Search the listing for the string "TxBW". Copy every line that has it.

#####

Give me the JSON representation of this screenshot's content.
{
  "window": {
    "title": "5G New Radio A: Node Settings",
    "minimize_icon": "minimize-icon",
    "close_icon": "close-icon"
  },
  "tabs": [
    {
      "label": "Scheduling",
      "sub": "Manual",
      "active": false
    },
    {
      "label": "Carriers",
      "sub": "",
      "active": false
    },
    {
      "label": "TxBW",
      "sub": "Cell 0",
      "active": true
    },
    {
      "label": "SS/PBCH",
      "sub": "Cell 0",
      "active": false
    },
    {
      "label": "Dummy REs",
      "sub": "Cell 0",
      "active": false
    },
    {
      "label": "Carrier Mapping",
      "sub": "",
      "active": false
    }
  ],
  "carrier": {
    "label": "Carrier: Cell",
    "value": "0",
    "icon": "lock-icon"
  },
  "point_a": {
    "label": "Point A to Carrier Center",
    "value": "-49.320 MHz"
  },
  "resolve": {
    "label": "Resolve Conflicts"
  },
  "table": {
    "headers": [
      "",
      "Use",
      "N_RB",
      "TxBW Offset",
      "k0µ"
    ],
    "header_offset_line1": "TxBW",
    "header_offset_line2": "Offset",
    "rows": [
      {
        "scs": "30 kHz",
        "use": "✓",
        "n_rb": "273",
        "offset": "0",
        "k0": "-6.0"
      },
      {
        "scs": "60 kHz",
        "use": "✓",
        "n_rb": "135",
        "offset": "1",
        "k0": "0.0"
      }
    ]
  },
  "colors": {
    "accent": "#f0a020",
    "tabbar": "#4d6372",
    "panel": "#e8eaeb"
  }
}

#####

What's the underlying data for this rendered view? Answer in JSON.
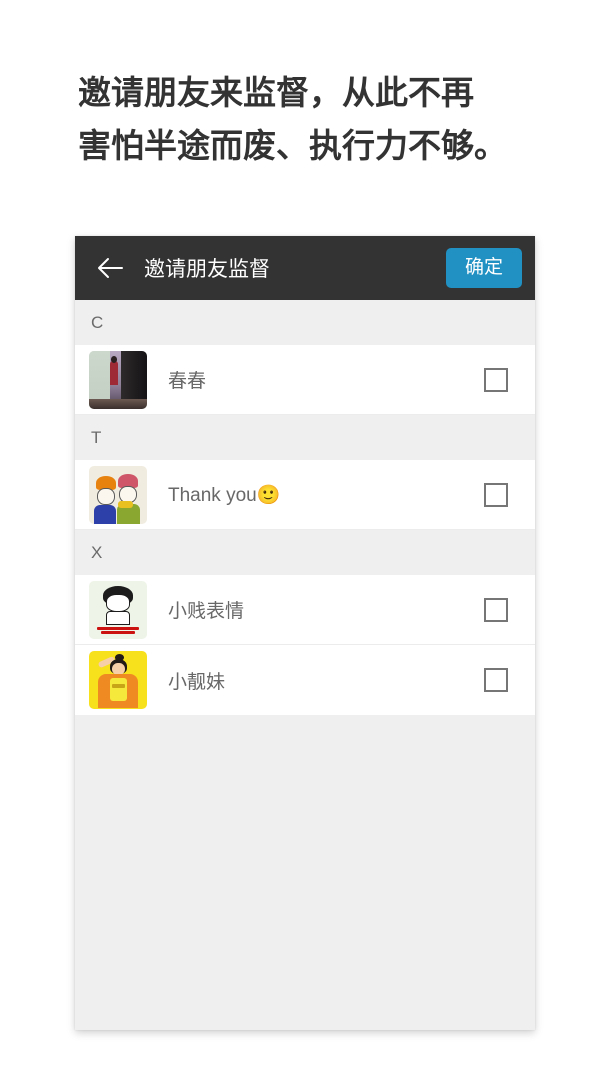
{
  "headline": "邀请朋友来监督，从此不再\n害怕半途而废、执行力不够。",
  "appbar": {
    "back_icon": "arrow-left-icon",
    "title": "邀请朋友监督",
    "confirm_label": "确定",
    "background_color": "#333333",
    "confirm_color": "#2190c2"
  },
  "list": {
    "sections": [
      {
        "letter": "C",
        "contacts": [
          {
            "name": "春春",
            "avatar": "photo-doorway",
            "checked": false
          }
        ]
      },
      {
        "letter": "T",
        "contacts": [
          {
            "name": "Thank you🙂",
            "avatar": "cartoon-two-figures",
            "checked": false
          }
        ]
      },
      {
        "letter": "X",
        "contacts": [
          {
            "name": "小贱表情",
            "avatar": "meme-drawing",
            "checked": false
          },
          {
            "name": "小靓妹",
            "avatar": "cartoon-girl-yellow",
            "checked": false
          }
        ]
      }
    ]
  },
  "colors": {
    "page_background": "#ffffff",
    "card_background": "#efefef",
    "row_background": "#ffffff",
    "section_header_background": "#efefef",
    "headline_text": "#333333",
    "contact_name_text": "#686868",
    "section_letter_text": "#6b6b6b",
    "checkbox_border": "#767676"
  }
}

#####

Completed task =
      "label": "TxBW",
      "TxBW Offset",
    "header_offset_line1": "TxBW",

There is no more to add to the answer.